I received my 'art education' from my parents and hundreds of interviews with graffiti artists from the 1970s-80s as I trawled Europe and the USA in the 1990s following my love of graffiti. As I curated these findings in my magazine, The Real State, I became fascinated by graffiti's immediate connection with society and context and its ability to declare prophetic and abstract messages.  I was also becoming bored with graffiti's obsession with branding, ego and fame so began my own form of graffiti in 1996, using narrative imagery instead of letters.

My main themes are decay and transformation, time and eternity. I use characters and objects from the everyday as well as wildlife, trees, nature and allusions to ancient writings and spoken tales, weaving them together into surreal fairy tales. My canvases are as large as possible, as common as possible - either building walls or canvases for commissions.

I purposefully juxtapose iconography and locations, images from around the world and history.

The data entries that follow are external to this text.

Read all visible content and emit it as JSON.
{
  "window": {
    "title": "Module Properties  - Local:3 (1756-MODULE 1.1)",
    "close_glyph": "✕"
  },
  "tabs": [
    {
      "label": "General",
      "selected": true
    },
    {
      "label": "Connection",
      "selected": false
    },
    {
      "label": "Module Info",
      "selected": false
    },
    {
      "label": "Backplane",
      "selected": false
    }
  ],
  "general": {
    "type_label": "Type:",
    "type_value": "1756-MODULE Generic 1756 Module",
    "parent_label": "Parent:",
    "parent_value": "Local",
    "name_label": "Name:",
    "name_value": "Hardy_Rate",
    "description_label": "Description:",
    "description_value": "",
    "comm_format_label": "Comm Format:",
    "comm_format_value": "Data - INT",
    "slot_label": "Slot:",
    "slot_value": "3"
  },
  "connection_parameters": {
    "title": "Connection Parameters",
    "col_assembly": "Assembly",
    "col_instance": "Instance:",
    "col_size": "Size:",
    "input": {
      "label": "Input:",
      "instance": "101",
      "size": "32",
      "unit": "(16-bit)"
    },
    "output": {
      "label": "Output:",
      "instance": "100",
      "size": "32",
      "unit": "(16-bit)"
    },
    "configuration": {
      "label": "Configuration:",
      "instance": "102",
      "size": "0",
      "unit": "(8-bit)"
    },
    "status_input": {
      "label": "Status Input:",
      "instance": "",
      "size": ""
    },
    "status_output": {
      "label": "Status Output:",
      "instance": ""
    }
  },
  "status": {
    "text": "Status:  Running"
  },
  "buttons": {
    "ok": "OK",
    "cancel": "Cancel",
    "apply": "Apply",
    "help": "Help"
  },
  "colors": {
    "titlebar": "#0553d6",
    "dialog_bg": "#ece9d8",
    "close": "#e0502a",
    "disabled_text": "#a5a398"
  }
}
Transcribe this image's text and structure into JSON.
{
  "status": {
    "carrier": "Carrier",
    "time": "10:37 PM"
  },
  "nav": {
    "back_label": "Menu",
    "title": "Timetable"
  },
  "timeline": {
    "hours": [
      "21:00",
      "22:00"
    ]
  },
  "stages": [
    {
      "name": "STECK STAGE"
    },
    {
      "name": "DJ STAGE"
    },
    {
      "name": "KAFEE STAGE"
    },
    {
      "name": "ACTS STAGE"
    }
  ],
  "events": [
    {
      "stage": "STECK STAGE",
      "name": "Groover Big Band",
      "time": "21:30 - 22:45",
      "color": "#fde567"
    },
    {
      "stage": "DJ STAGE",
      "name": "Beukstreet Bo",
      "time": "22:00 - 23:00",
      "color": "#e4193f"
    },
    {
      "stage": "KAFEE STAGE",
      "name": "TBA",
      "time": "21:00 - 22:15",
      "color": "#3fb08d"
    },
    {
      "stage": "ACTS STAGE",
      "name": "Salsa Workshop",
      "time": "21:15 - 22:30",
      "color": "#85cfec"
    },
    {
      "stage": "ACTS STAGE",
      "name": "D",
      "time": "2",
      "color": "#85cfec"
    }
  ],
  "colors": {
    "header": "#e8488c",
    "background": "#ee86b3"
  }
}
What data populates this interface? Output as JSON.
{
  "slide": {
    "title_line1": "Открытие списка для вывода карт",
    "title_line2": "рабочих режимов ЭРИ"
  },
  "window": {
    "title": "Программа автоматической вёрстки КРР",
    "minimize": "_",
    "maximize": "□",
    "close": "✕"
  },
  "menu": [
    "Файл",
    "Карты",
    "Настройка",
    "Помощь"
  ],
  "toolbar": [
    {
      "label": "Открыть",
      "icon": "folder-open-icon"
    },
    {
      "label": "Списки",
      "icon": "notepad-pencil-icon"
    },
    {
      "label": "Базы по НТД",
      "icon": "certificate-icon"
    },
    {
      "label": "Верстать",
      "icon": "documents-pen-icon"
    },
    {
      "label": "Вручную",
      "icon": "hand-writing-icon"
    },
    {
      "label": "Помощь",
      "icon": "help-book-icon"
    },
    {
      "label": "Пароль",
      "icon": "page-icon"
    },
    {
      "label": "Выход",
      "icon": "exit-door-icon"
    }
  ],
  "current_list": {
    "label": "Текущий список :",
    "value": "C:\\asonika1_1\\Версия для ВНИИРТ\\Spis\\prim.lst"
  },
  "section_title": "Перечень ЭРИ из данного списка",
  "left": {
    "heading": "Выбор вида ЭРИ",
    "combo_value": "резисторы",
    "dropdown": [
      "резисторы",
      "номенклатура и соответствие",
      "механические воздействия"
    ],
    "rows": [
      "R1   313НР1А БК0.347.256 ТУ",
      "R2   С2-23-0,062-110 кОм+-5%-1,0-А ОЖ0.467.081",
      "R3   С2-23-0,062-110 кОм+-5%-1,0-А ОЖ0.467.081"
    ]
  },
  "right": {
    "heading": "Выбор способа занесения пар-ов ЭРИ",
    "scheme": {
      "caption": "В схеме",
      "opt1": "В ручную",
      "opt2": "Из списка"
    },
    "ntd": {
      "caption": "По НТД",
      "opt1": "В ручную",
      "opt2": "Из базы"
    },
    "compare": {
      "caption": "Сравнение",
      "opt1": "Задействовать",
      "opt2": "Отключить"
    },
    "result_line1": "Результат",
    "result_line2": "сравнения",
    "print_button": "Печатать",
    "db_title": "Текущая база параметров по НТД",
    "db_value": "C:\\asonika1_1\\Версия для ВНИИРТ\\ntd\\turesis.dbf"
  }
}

Crazy incongruities and daily nonsense is where I see our reality and I want my pictures to allow people to question the values and meaning they give certain objects and places.
I call it 'Real State Art' because I hope it gives folk the freedom to see the real state of their heart.